MATERIAL FOR THIS TASK section start

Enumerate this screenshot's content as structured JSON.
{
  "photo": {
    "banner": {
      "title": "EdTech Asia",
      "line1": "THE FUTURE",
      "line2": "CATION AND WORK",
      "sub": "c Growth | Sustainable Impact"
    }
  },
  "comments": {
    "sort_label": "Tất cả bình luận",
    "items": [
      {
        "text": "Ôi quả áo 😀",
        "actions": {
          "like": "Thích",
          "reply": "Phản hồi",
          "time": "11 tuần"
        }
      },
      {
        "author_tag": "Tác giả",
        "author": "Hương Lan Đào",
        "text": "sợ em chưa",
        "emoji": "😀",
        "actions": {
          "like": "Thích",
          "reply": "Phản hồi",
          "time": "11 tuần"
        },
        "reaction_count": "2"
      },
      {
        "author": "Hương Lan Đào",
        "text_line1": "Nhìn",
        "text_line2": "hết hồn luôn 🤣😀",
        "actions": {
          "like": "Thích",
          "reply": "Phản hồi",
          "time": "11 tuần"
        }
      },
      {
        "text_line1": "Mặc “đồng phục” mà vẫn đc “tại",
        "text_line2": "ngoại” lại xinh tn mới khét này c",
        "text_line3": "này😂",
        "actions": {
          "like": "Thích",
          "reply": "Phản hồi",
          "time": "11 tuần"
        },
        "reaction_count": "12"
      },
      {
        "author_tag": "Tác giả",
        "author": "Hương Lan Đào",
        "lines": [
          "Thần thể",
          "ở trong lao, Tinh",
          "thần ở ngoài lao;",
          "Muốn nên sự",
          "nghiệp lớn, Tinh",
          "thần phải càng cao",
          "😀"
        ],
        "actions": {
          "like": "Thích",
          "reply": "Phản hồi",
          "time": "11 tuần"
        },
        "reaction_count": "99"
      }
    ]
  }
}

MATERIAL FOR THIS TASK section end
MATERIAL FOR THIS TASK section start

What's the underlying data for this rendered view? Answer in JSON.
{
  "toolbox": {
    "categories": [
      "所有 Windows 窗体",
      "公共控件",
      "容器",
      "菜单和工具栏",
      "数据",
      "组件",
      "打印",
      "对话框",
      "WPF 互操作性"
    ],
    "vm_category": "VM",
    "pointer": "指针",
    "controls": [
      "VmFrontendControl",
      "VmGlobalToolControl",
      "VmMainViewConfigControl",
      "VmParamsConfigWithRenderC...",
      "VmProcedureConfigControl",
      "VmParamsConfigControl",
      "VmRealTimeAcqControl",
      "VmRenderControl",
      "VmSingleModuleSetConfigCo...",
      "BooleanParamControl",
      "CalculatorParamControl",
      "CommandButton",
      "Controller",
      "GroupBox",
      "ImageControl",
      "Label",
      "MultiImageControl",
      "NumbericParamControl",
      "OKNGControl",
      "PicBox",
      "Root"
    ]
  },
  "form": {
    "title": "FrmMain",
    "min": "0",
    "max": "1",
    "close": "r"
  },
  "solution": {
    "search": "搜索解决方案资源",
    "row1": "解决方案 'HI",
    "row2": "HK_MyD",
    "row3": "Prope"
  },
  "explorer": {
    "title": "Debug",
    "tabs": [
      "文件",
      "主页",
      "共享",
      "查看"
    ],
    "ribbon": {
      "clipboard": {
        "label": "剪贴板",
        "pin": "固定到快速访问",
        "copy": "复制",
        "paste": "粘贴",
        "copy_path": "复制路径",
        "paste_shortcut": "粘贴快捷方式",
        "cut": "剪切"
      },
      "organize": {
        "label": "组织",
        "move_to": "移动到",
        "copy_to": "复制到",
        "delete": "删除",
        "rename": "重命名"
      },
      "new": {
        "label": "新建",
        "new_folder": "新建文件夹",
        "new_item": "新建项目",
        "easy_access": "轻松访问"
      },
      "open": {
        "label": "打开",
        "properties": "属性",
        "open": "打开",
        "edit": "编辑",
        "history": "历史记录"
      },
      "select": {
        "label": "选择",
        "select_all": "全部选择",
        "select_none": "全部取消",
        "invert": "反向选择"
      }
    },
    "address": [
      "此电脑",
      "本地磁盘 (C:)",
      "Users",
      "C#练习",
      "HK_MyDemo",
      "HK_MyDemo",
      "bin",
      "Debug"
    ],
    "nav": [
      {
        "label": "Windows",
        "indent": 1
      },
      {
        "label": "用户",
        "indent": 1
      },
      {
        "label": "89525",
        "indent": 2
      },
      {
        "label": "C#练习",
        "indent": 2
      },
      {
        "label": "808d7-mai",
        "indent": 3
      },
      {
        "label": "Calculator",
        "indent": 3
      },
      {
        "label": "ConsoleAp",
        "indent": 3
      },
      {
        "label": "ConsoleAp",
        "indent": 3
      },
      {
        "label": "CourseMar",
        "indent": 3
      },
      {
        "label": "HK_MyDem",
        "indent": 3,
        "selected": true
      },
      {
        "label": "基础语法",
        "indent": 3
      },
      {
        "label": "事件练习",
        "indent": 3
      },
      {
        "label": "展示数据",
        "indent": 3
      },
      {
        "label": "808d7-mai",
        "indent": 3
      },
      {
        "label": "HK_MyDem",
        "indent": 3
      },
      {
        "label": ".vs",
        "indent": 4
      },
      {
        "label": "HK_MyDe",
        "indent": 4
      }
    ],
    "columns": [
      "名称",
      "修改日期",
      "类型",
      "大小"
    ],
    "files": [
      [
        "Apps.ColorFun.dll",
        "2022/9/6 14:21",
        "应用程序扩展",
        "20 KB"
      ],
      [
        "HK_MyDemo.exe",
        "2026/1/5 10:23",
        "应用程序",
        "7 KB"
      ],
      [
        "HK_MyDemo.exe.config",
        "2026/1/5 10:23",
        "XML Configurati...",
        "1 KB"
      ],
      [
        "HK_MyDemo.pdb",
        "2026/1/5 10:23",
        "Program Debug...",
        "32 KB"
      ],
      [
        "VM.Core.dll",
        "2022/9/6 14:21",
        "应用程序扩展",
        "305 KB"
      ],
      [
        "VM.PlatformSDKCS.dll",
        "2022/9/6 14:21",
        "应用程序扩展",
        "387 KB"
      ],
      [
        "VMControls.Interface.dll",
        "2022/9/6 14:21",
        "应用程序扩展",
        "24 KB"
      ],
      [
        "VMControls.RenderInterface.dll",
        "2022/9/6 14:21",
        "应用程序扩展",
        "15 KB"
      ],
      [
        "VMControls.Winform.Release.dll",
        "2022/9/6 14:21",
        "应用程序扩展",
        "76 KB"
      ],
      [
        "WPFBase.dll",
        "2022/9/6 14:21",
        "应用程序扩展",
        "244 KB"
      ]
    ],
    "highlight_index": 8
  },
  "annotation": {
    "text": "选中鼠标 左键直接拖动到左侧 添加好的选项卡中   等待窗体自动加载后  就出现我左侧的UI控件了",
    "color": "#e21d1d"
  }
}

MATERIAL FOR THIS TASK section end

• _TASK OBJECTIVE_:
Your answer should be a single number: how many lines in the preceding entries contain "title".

• _RESPONSE_:
3